In many countries, the preclinical trial needs to be approved by an Institutional Animal Care Committee because every experiment using animals or a procedure must be justified and must be carried out according to animal protection laws. There are three main goals in the management of animals for research: reduce the number of lab animals; refining experiments with lab animals; and replacing the method or procedure that employs lab animals by alternatives, i.e. tissue culture assays. Some of the preclinical experiments are focused on assessing the protection against the pathogen induced by the vaccine. Up until now, this has been performed in animal models such as mice, rabbits, rats, ferrets or Guinea pigs. After immunization, the animal is used to evaluate a variety of cellular and/or humoral responses. However, research for developing a vaccine assessment system should be needed to replace or at least reduce the amount of animals for preclinical trials.
The in vitro production of monoclonal antibodies is an example of how policies were applied to replace lab animals in the development of new products. For the implementation of in vitro procedures it was necessary to adapt the growth of hybridomes by using in vitro cultures. Nowadays, it is possible to get these cultures in stationary as well as in suspension systems by using special chambers  or bioreactors [4,5]. These technologies do not use lab animals, therefore avoiding the traumatic procedure to get antibodies from ascites fluid [6,7]. Hybridomes are fusions of a specific antibody-producing B cell with myeloma cell-lines, which is able to produce high amounts of immunoglobulin chains. When stimulated with interleukins such as IL2, or IFN-γ a high production of monoclonal antibodies are created .
On the other hand, the advances in this field have led to the development of in vitro immunizations systems. Thakur et al.  isolated Peripheral Blood Mononuclear Cells (PBMC) from healthy donors and carried out a co-culture with activated dendritic cells, which, in turn, were able to present the antigen that was added to the medium. The final result was the proliferation and generation of plasma cells able to deliver antibodies against the added antigen. In this model an oligodeoxynucleotide, identified as CpG, was also employed which is a signal of the maturation of B lymphocytes into plasmatic cells .
In light of these results, we consider that there is value in performing research and adaptation of the above systems in order to develop an in vitro immunization system, specifically designed to evaluate vaccine immunogenicity. The technology of the production of antibodies by in vitro methods, if were adapted to testing vaccines, could reduce the time needed to evaluate the immune response induced by any antigen. Additionally, the in vitro immunization approach would be faster because the cell interaction would be readily accesible. Once the production began, according to previous experiments, it is easy to quantify the amount of antibodies secreted to the medium as well as to analyze if the antibodies are able to inactivate or protect against the cellular infection from the target pathogen. Also, is it important to note that the antigen presentation process must be considered a fundamental stage, because the kind of fragments presented to the B cells will be the targets for the antibodies produced by the plasmatic cells.

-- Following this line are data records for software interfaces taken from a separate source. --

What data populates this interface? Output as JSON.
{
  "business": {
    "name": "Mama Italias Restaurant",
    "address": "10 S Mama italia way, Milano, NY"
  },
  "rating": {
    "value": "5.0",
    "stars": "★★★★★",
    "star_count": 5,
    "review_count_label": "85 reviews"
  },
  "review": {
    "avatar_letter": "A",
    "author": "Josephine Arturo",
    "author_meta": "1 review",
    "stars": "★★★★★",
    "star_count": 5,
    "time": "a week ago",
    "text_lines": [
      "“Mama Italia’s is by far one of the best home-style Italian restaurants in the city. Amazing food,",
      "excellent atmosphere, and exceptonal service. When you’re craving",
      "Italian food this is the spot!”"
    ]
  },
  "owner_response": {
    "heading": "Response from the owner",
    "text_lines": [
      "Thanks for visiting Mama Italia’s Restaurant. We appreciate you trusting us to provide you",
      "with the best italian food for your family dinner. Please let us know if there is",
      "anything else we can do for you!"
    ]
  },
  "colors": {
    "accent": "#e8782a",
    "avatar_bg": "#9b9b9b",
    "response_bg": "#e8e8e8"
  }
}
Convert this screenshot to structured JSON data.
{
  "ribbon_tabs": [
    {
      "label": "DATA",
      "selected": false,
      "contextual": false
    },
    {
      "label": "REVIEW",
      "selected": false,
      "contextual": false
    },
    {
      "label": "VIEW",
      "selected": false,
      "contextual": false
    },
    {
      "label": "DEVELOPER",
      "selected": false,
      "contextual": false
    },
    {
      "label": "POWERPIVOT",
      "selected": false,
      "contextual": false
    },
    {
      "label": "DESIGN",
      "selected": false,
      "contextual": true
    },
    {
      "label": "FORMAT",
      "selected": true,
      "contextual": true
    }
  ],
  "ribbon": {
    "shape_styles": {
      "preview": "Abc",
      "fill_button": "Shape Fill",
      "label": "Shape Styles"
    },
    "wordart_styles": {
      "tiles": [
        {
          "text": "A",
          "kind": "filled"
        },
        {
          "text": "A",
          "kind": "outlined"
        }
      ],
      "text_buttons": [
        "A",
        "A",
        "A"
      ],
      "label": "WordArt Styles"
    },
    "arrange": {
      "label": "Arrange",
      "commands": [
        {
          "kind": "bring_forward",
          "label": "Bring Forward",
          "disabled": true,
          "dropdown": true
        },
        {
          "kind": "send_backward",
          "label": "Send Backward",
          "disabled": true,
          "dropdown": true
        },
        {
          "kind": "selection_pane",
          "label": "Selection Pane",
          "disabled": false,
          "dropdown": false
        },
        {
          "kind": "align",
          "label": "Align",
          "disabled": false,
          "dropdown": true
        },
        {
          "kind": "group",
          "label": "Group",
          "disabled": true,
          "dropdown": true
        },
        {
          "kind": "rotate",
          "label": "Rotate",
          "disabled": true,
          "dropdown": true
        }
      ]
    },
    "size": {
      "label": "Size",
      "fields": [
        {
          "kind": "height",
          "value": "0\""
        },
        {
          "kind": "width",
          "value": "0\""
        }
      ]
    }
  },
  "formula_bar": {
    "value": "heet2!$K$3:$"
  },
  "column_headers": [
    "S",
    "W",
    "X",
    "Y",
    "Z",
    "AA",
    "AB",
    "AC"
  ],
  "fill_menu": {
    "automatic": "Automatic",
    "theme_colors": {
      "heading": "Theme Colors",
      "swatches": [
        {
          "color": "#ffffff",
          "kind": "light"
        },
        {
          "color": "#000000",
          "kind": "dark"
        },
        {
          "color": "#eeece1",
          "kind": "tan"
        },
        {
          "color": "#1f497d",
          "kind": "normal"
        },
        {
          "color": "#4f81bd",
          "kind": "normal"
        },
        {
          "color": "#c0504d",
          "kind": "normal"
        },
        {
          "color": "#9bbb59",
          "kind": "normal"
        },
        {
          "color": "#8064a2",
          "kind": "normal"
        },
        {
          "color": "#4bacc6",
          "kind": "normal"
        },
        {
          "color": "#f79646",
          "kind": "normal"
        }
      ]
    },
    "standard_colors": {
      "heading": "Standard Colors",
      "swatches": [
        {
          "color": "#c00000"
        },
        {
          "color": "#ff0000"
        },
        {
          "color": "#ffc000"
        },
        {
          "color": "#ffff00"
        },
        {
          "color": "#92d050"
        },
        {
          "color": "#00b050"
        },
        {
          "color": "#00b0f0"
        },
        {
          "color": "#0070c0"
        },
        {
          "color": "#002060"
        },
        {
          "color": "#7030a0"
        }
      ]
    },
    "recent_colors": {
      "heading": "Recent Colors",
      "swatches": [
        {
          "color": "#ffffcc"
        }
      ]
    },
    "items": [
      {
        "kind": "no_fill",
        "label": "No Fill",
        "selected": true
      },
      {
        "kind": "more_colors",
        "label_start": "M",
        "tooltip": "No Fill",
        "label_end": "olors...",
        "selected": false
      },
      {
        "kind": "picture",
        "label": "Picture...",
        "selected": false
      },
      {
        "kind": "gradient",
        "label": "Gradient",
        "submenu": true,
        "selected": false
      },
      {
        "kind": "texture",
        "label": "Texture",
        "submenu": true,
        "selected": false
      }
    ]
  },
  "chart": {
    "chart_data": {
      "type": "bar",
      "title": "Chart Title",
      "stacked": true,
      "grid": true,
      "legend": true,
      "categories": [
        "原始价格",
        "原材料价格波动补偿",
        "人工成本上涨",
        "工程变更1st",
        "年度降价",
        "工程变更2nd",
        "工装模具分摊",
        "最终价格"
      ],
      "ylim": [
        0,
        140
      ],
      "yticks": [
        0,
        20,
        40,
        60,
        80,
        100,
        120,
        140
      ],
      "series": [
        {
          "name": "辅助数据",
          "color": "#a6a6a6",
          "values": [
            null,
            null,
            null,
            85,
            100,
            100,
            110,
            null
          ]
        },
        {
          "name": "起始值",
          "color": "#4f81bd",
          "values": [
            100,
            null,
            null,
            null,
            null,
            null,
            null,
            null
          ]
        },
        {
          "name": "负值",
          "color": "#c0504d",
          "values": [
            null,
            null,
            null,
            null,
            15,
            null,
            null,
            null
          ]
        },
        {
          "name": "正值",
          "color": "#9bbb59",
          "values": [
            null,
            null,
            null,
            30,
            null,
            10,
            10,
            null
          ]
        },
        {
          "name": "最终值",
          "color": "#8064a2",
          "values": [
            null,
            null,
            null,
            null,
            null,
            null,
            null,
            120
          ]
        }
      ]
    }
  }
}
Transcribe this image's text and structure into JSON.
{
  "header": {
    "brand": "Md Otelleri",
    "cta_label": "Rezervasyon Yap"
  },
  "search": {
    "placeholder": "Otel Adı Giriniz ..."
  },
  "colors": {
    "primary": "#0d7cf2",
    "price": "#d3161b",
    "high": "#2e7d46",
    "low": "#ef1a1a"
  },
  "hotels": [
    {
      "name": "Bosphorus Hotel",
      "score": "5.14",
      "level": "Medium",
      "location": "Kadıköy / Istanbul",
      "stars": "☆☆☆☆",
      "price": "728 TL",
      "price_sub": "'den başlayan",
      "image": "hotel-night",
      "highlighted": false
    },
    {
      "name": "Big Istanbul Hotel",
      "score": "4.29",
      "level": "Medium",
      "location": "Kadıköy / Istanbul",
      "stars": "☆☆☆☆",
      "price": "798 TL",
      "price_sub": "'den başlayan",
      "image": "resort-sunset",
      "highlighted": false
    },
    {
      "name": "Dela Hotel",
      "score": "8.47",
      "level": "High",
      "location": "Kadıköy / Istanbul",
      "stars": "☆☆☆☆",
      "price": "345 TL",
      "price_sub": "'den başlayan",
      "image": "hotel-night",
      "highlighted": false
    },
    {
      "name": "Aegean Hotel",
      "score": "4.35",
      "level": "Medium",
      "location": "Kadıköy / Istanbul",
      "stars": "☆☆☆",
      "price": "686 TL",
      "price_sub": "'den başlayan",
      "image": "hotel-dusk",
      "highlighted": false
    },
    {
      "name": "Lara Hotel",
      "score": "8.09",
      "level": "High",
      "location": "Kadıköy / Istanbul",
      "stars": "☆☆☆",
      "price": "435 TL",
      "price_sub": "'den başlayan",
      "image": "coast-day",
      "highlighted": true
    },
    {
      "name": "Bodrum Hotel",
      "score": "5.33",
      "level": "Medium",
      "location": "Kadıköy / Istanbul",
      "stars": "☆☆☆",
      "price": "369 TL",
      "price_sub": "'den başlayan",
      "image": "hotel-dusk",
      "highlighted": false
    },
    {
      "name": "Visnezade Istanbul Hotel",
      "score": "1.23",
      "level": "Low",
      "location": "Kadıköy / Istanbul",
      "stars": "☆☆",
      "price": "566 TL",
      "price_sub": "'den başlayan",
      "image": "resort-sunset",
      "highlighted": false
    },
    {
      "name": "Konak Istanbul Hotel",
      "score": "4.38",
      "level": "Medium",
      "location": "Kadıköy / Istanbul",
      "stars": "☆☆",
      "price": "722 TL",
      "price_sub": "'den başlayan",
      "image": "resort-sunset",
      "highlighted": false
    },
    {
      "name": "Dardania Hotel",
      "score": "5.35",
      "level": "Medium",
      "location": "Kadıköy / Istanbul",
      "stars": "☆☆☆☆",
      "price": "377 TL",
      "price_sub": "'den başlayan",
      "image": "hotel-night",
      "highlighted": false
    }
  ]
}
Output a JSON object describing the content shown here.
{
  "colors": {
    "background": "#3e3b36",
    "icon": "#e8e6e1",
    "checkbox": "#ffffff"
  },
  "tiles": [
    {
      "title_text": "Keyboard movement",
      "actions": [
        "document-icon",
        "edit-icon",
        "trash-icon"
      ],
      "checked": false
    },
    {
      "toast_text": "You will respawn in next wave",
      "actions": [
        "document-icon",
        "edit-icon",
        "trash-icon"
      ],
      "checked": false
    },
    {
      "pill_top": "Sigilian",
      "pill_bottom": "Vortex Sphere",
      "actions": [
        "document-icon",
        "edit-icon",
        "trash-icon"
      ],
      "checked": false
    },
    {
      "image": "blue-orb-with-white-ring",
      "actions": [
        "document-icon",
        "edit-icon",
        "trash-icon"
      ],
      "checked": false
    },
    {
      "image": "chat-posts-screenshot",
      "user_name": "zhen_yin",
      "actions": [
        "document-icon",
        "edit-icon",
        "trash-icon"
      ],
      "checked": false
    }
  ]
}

Although replacing or reducing animals in the preclinical assessment would be desirable, the research with tissue cultures in this way must support that both models, in vitro or in vivo, show similar conclusions. It might well be required to validate every type of antigen before carrying out a definitive experiment.
If we could get valid data about the in vitro immunogenicity from any antigen, we could have elements to decide if the antigen or candidate vaccine has better probabilities to show an adequate protection in the animal model. In fact, we could reduce the number of animals for preclinical trials and refine the procedure so as to avoid using animals for testing antigens that showed a low or bad immunogenic response.